What To Listen For: During the initial checkout period and when the satellite is in range, every two minutes you will generally hear about 5 seconds of data followed by a few seconds of a voice ID (and possibly a second data packet). You may occasionally hear ‘data’ mode which Chris, G0KLA, has famously described as sounding like an old-fashioned telephone modem. If you should happen to hear what appear to be QSOs, please resist the temptation to join in before the commissioning period is over.
Please Send Telemetry Reports and Data: We would love to have you collect and upload as much data as you can, and to give any other kind of report on the amsat-bb mailing list (which some of the Fox team will monitor). You can also report hearing or not hearing it on http://www.amsat.org/status/

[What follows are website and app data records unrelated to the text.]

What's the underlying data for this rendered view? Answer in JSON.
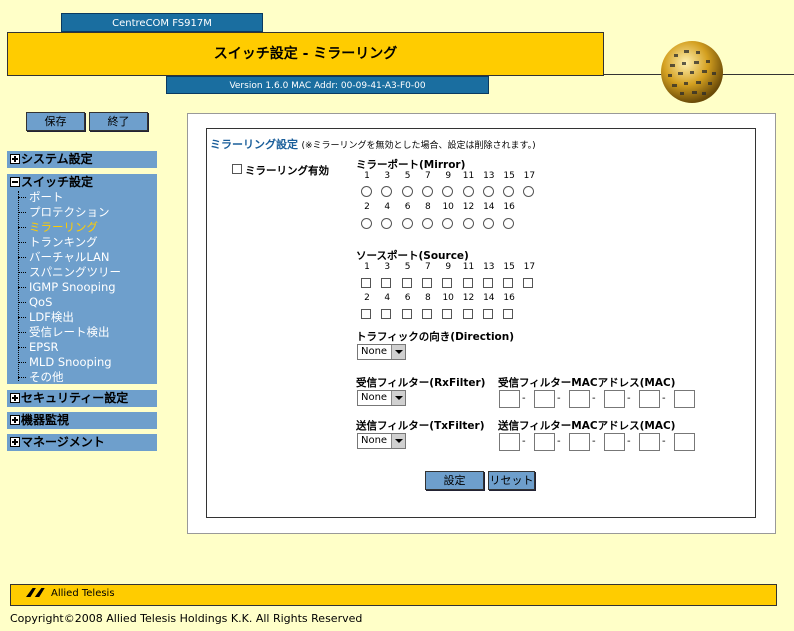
{
  "header": {
    "model": "CentreCOM FS917M",
    "title": "スイッチ設定 - ミラーリング",
    "version": "Version 1.6.0 MAC Addr: 00-09-41-A3-F0-00"
  },
  "sidebar": {
    "save_label": "保存",
    "exit_label": "終了",
    "system": "システム設定",
    "switch": "スイッチ設定",
    "switch_items": [
      "ポート",
      "プロテクション",
      "ミラーリング",
      "トランキング",
      "バーチャルLAN",
      "スパニングツリー",
      "IGMP Snooping",
      "QoS",
      "LDF検出",
      "受信レート検出",
      "EPSR",
      "MLD Snooping",
      "その他"
    ],
    "active_item": "ミラーリング",
    "security": "セキュリティー設定",
    "monitoring": "機器監視",
    "management": "マネージメント"
  },
  "main": {
    "section_title": "ミラーリング設定",
    "section_note": "(※ミラーリングを無効とした場合、設定は削除されます。)",
    "enable_label": "ミラーリング有効",
    "mirror_label": "ミラーポート(Mirror)",
    "source_label": "ソースポート(Source)",
    "ports_odd": [
      "1",
      "3",
      "5",
      "7",
      "9",
      "11",
      "13",
      "15",
      "17"
    ],
    "ports_even": [
      "2",
      "4",
      "6",
      "8",
      "10",
      "12",
      "14",
      "16"
    ],
    "direction_label": "トラフィックの向き(Direction)",
    "direction_value": "None",
    "rxfilter_label": "受信フィルター(RxFilter)",
    "rxfilter_value": "None",
    "rxmac_label": "受信フィルターMACアドレス(MAC)",
    "txfilter_label": "送信フィルター(TxFilter)",
    "txfilter_value": "None",
    "txmac_label": "送信フィルターMACアドレス(MAC)",
    "apply_label": "設定",
    "reset_label": "リセット"
  },
  "footer": {
    "logo": "Allied Telesis",
    "copyright": "Copyright©2008 Allied Telesis Holdings K.K. All Rights Reserved"
  },
  "colors": {
    "accent": "#ffcc00",
    "nav": "#6e9fcc",
    "header_blue": "#1a6ea0",
    "background": "#ffffc8"
  }
}
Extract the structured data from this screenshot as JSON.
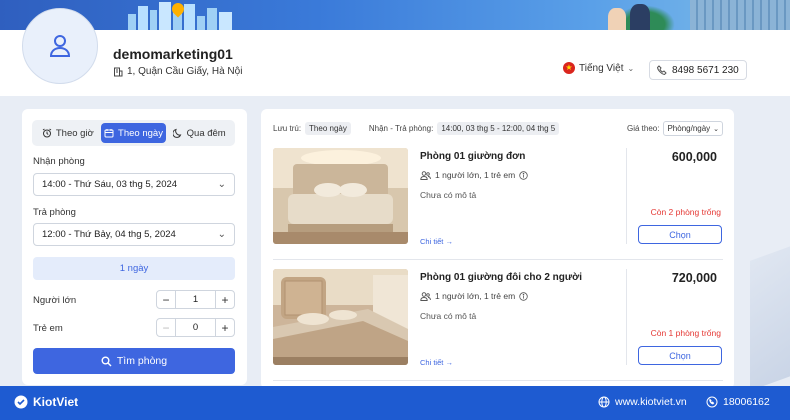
{
  "store": {
    "name": "demomarketing01",
    "address": "1, Quận Cầu Giấy, Hà Nội"
  },
  "header": {
    "language": "Tiếng Việt",
    "phone": "8498 5671 230"
  },
  "booking": {
    "tabs": [
      {
        "label": "Theo giờ",
        "icon": "alarm-clock-icon",
        "active": false
      },
      {
        "label": "Theo ngày",
        "icon": "calendar-icon",
        "active": true
      },
      {
        "label": "Qua đêm",
        "icon": "moon-icon",
        "active": false
      }
    ],
    "checkin_label": "Nhận phòng",
    "checkin_value": "14:00 - Thứ Sáu, 03 thg 5, 2024",
    "checkout_label": "Trả phòng",
    "checkout_value": "12:00 - Thứ Bảy, 04 thg 5, 2024",
    "nights": "1 ngày",
    "adults_label": "Người lớn",
    "adults_value": "1",
    "children_label": "Trẻ em",
    "children_value": "0",
    "search_label": "Tìm phòng"
  },
  "filters": {
    "stay_label": "Lưu trú:",
    "stay_value": "Theo ngày",
    "range_label": "Nhận - Trả phòng:",
    "range_value": "14:00, 03 thg 5 - 12:00, 04 thg 5",
    "sort_label": "Giá theo:",
    "sort_value": "Phòng/ngày"
  },
  "rooms": [
    {
      "name": "Phòng 01 giường đơn",
      "guests": "1 người lớn, 1 trẻ em",
      "description": "Chưa có mô tả",
      "detail_label": "Chi tiết",
      "price": "600,000",
      "availability": "Còn 2 phòng trống",
      "choose_label": "Chọn"
    },
    {
      "name": "Phòng 01 giường đôi cho 2 người",
      "guests": "1 người lớn, 1 trẻ em",
      "description": "Chưa có mô tả",
      "detail_label": "Chi tiết",
      "price": "720,000",
      "availability": "Còn 1 phòng trống",
      "choose_label": "Chọn"
    }
  ],
  "footer": {
    "brand": "KiotViet",
    "website": "www.kiotviet.vn",
    "hotline": "18006162"
  },
  "colors": {
    "primary": "#3e66e0",
    "footer": "#1e5bd1",
    "alert": "#e53935"
  }
}
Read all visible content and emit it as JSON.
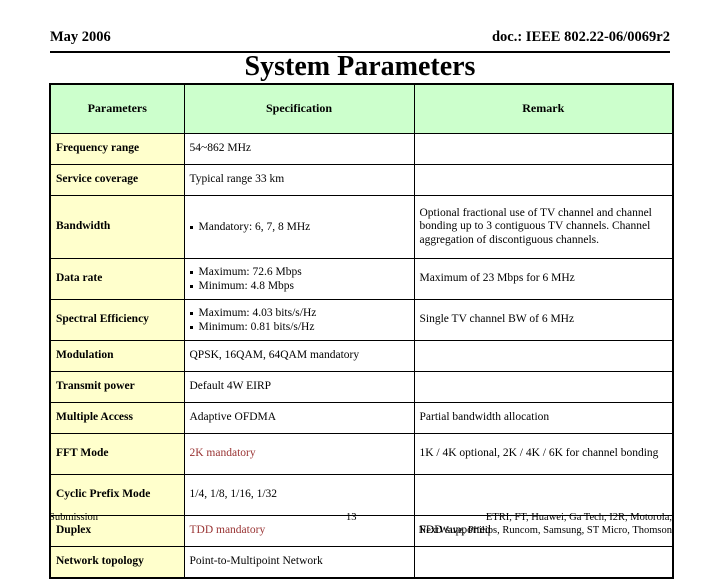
{
  "header": {
    "date": "May 2006",
    "doc": "doc.: IEEE 802.22-06/0069r2"
  },
  "title": "System Parameters",
  "colors": {
    "header_row_bg": "#ccffcc",
    "param_column_bg": "#ffffcc",
    "emphasis_text": "#993333",
    "page_bg": "#ffffff",
    "border": "#000000"
  },
  "table": {
    "columns": [
      "Parameters",
      "Specification",
      "Remark"
    ],
    "rows": [
      {
        "parameter": "Frequency range",
        "spec_text": "54~862 MHz",
        "spec_bullets": [],
        "remark": ""
      },
      {
        "parameter": "Service coverage",
        "spec_text": "Typical range 33 km",
        "spec_bullets": [],
        "remark": ""
      },
      {
        "parameter": "Bandwidth",
        "spec_text": "",
        "spec_bullets": [
          "Mandatory: 6, 7, 8 MHz"
        ],
        "remark": "Optional fractional use of TV channel and channel bonding up to 3 contiguous TV channels. Channel aggregation of discontiguous channels."
      },
      {
        "parameter": "Data rate",
        "spec_text": "",
        "spec_bullets": [
          "Maximum: 72.6 Mbps",
          "Minimum: 4.8 Mbps"
        ],
        "remark": "Maximum of 23 Mbps for 6 MHz"
      },
      {
        "parameter": "Spectral Efficiency",
        "spec_text": "",
        "spec_bullets": [
          "Maximum: 4.03 bits/s/Hz",
          "Minimum: 0.81 bits/s/Hz"
        ],
        "remark": "Single TV channel BW of 6 MHz"
      },
      {
        "parameter": "Modulation",
        "spec_text": "QPSK, 16QAM, 64QAM mandatory",
        "spec_bullets": [],
        "remark": ""
      },
      {
        "parameter": "Transmit power",
        "spec_text": "Default 4W EIRP",
        "spec_bullets": [],
        "remark": ""
      },
      {
        "parameter": "Multiple Access",
        "spec_text": "Adaptive OFDMA",
        "spec_bullets": [],
        "remark": "Partial bandwidth allocation"
      },
      {
        "parameter": "FFT Mode",
        "spec_text": "2K mandatory",
        "spec_bullets": [],
        "remark": "1K / 4K optional, 2K / 4K / 6K for channel bonding"
      },
      {
        "parameter": "Cyclic Prefix Mode",
        "spec_text": "1/4, 1/8, 1/16, 1/32",
        "spec_bullets": [],
        "remark": ""
      },
      {
        "parameter": "Duplex",
        "spec_text": "TDD mandatory",
        "spec_bullets": [],
        "remark": "FDD supported"
      },
      {
        "parameter": "Network topology",
        "spec_text": "Point-to-Multipoint Network",
        "spec_bullets": [],
        "remark": ""
      }
    ]
  },
  "footer": {
    "submission": "Submission",
    "page_number": "13",
    "affiliations_line1": "ETRI, FT, Huawei, Ga Tech, I2R, Motorola,",
    "affiliations_line2": "NextWave, Philips, Runcom, Samsung, ST Micro, Thomson"
  }
}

You can upload data using the FoxTelem telemetry program that we recently released. (Check the “upload to server” box in the properties/preference page). More data will help us do the checkout faster! Remember if you hear the “telephone modem” sound, you must switch FoxTelem to high-speed mode manually. Similarly FoxTelem must be in low-speed mode at other times.
We are planning a special award to the person who submits the first data from the satellite (by which we mean the earliest downlinked mission elapsed time), so get your rigs ready!
As part of the preparations for the launch and activation of this new satellite, AMSAT is making our “Getting Started With The Amateur Satellites” book available for a limited time as a download with any paid new or renewal membership purchased via the AMSAT Store. This offer is only available with purchases completed online, and for only a limited time. A perennial favorite, Getting Started is updated every year with the latest amateur satellite information, and is the premier primer of satellite operation. The 132 page book is presented in PDF format, in full color, and covers all aspects of making your first contacts on a ham radio satellite.
Please take advantage of this offer today by visiting the AMSAT store (click here) and selecting any membership option. While there, check out our other items, including the M2 LEOpack antenna system, AMSAT shirts, hats, and other swag. Thank you, and see you soon on Fox-1A!
The 76kg LAPANSAT-A2 satellite is scheduled to launch as a secondary payload of the ISRO Astrosat space telescope mission on an Indian PSLV-XL rocket at 0430UTC on 28SEP15. The satellite is expected to be deployed in a low inclination orbit of 6 to 10 degrees, at ~650km altitude. This means stations North or South of approximately 32 degrees of latitude will not be able to access the satellite, but stations near the equator (such as Indonesia) will have up to 14 passes a day.
Along with Maritime AIS monitoring equipment, and optical capabilities, LAPANSAT-A2 carries a V/U voice repeater (435.88 with PL tone up, 145.88 down) and an APRS digipeater (145.825). The telemetry beacon is 437.425 MHz. The operational plan is not known at this time.